- Light a candle each evening around 6:00 pm at the beginning of the evening Kapha hours (6:00–10:00 pm) and meditate for a few moments while looking at the light. Diwali is a celebration that occurs each year in India during the transition between fall and winter. This is a time of year that is recognized to have greater darkness—both within us and in the environment as the days get shorter. The symbol of the Diwali celebration is a lit oil lamp, which represents the light of wisdom. Families light lamps in their homes and temples during Diwali to acknowledge the transition of this time of the year and the importance of our inner light as the ultimate antidote for all darkness.
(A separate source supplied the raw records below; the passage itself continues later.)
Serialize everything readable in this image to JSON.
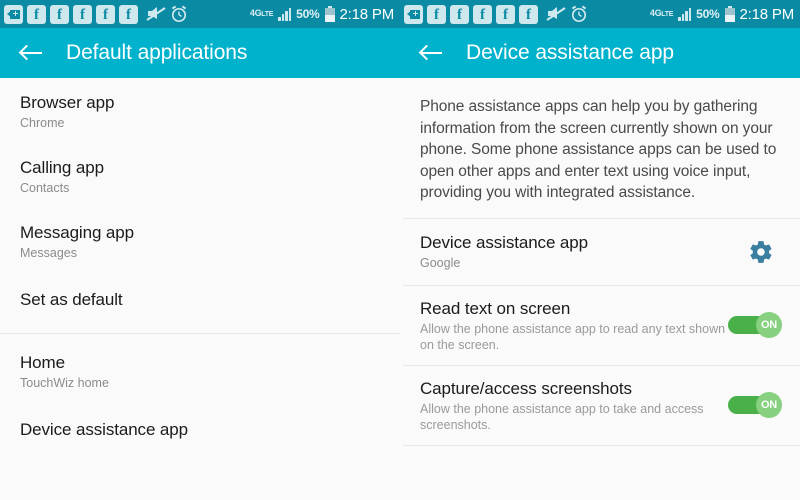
{
  "statusbar": {
    "icons": [
      "app-update-icon",
      "facebook-icon",
      "facebook-icon",
      "facebook-icon",
      "facebook-icon",
      "facebook-icon",
      "mute-icon",
      "alarm-icon"
    ],
    "facebook_glyph": "f",
    "network_label": "4G",
    "network_sub": "LTE",
    "battery_percent": "50%",
    "time": "2:18 PM"
  },
  "left_screen": {
    "appbar": {
      "title": "Default applications",
      "back_label": "back-arrow"
    },
    "items": [
      {
        "title": "Browser app",
        "subtitle": "Chrome"
      },
      {
        "title": "Calling app",
        "subtitle": "Contacts"
      },
      {
        "title": "Messaging app",
        "subtitle": "Messages"
      },
      {
        "title": "Set as default",
        "subtitle": ""
      },
      {
        "title": "Home",
        "subtitle": "TouchWiz home"
      },
      {
        "title": "Device assistance app",
        "subtitle": ""
      }
    ]
  },
  "right_screen": {
    "appbar": {
      "title": "Device assistance app",
      "back_label": "back-arrow"
    },
    "description": "Phone assistance apps can help you by gathering information from the screen currently shown on your phone. Some phone assistance apps can be used to open other apps and enter text using voice input, providing you with integrated assistance.",
    "assistance_row": {
      "title": "Device assistance app",
      "subtitle": "Google",
      "icon": "gear-icon"
    },
    "toggles": [
      {
        "title": "Read text on screen",
        "subtitle": "Allow the phone assistance app to read any text shown on the screen.",
        "state_label": "ON"
      },
      {
        "title": "Capture/access screenshots",
        "subtitle": "Allow the phone assistance app to take and access screenshots.",
        "state_label": "ON"
      }
    ]
  },
  "colors": {
    "statusbar_bg": "#0b8ba3",
    "appbar_bg": "#00b2cc",
    "page_bg": "#fafafa",
    "toggle_on": "#49b04a",
    "toggle_thumb": "#86d07f",
    "gear": "#3b7fa0"
  }
}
By lighting a candle or oil lamp at 6:00 pm and meditating on igniting your inner light, you invite inner wisdom to burn through the darkness of depression. You can light one candle for yourself, one candle for someone in need and one candle for someone you are having difficulty with. This is a very powerful practice that my family and I do year-round, with special focus during the fall and winter.
Seeds of Wisdom
One of the great blessings of Ayurveda is the knowledge of the doshas and how they manifest in ourselves and in the seasons; this makes life more predictable. Once we understand our seasonal susceptibilities, conditions like SAD do not have to overtake us. We can organize our seasonal routine to combat the underlying causes of SAD before they germinate. It’s like having a GPS system for our body and mind that informs us of the turns before we have to take them.
Avoiding a future problem before it arises helps us be more self-empowered and makes each step we take towards our health more efficient. Instead of feeling like we’re always behind the eight-ball, wondering why we feel tired, depressed, anxious or frustrated, we can predict what potential pitfall each season may hold for us and avert the danger before we ever face it.
This is a proactive way to live life, and it gives us the energy and stamina to plant the seeds for a more prosperous, healthy and happier tomorrow. What we once saw as a future danger becomes transformed into a future opportunity to honor our body and mind, because the power to recognize and address it beforehand lies in our very own hands.